Page Count: 9
Professor, Dept. of Civil Engineering and Architecture, Saga Univ., Saga-city, Saga
Lecturer, Institute of Lowland and Marine Research, Saga Univ., Saga-city, Saga
Associate Professor, Institute of Lowland and Marine Research, Saga Univ., Saga-city, Saga
(Received 2 March 2011; accepted 12 June 2012)

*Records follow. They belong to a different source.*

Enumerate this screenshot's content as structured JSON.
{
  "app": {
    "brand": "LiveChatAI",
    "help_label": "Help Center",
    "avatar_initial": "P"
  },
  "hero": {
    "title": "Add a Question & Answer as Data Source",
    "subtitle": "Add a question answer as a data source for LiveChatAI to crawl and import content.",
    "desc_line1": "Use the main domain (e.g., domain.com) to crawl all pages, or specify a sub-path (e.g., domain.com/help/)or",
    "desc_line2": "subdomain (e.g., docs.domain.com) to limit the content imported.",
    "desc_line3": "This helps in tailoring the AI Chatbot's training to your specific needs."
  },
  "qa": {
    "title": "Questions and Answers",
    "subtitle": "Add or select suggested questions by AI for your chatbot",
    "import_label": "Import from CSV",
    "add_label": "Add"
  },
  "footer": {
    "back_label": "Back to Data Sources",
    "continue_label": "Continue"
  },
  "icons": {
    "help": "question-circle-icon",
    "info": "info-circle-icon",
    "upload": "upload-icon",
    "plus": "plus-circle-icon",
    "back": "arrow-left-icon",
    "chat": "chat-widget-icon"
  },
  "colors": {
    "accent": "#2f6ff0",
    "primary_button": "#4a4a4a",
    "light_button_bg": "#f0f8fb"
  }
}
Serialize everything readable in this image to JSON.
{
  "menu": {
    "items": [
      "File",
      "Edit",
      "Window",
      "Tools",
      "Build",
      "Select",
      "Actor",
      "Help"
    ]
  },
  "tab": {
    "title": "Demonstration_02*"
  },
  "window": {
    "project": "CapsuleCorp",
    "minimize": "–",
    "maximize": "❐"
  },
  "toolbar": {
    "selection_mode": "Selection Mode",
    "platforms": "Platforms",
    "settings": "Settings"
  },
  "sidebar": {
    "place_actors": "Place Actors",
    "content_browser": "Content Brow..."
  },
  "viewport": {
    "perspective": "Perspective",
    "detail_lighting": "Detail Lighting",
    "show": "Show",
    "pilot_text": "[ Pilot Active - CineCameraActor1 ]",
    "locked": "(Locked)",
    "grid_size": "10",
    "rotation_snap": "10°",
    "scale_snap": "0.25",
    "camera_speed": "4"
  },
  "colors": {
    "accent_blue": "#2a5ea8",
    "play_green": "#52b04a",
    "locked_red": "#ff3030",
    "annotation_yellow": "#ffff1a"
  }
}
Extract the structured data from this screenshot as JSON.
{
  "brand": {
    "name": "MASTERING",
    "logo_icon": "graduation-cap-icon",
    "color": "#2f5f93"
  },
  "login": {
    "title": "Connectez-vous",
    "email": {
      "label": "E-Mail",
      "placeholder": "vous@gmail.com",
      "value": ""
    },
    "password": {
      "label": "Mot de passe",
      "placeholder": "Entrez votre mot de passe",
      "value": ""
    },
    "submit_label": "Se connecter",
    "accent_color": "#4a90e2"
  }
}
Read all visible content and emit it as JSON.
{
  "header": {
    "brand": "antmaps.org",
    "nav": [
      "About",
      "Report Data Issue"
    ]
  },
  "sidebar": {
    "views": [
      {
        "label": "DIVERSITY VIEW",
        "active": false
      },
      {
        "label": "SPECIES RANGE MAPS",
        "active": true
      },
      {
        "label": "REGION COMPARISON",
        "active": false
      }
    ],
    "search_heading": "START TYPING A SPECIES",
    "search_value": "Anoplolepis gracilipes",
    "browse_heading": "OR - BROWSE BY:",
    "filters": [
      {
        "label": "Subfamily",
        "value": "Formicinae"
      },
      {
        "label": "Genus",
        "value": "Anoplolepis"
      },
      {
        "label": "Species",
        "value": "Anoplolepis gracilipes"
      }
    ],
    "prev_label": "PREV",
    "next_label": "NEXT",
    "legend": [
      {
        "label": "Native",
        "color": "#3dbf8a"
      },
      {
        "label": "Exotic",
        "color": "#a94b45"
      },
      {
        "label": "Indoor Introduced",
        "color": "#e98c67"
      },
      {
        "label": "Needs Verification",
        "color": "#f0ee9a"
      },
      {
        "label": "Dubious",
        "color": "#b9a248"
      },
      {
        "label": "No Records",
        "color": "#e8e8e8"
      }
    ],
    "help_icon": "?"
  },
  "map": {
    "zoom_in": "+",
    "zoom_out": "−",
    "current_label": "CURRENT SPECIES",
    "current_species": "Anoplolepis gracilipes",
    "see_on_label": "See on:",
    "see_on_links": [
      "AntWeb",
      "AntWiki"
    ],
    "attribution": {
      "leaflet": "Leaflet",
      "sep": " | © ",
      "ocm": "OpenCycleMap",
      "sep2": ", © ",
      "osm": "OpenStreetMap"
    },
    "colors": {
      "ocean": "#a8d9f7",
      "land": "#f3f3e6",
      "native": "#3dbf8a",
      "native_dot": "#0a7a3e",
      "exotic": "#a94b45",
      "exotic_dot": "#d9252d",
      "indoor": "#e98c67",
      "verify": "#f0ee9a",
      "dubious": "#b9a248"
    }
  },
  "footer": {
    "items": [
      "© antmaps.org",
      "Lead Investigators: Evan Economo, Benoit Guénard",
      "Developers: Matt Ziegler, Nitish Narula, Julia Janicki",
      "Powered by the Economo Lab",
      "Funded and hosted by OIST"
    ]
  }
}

Three types of constant rate of strain (CRS) consolidation tests were conducted on samples of undisturbed Ariake clay, using a newly developed consolidometer, to investigate the anisotropic consolidation behavior of the clay. CRS tests conducted using vertically cut specimens (with respect to the in situ condition) tested with vertical (or end) drainage (with respect to test condition) were designated as CRS-V-V tests. Specimens cut vertically but with radial drainage were designated CRS-V-R, whereas those cut horizontally and tested with vertical drainage were designated CRS-H-V. The test results show that the ratio of the consolidation yield stress of a horizontally cut specimen (pch) to that of a vertically cut specimen (pcv) is in a range from 0.5 to 1.0. Both pcv and pch increased about 15 % with a tenfold increase in strain rate, but there was no clear difference in the degree of strain-rate dependency for pcv and pch. Values of the coefficient of consolidation obtained from CRS-H-V (chh) and CRS-V-R (chv) test are larger than those measured in CRS-V-V (cv) tests, and it has been identified that these differences arise mainly from the anisotropy of hydraulic conductivity (k). The ratio of k in the horizontal direction (kh) measured in a CRS-V-R test to that in the vertical direction (kv) from a CRS-V-V test is about 1.65, and the ratio of chv/cv is about 1.54. The value of kh from a CRS-H-V test is generally smaller than that from a CRS-V-R test.
Paper ID: GTJ103848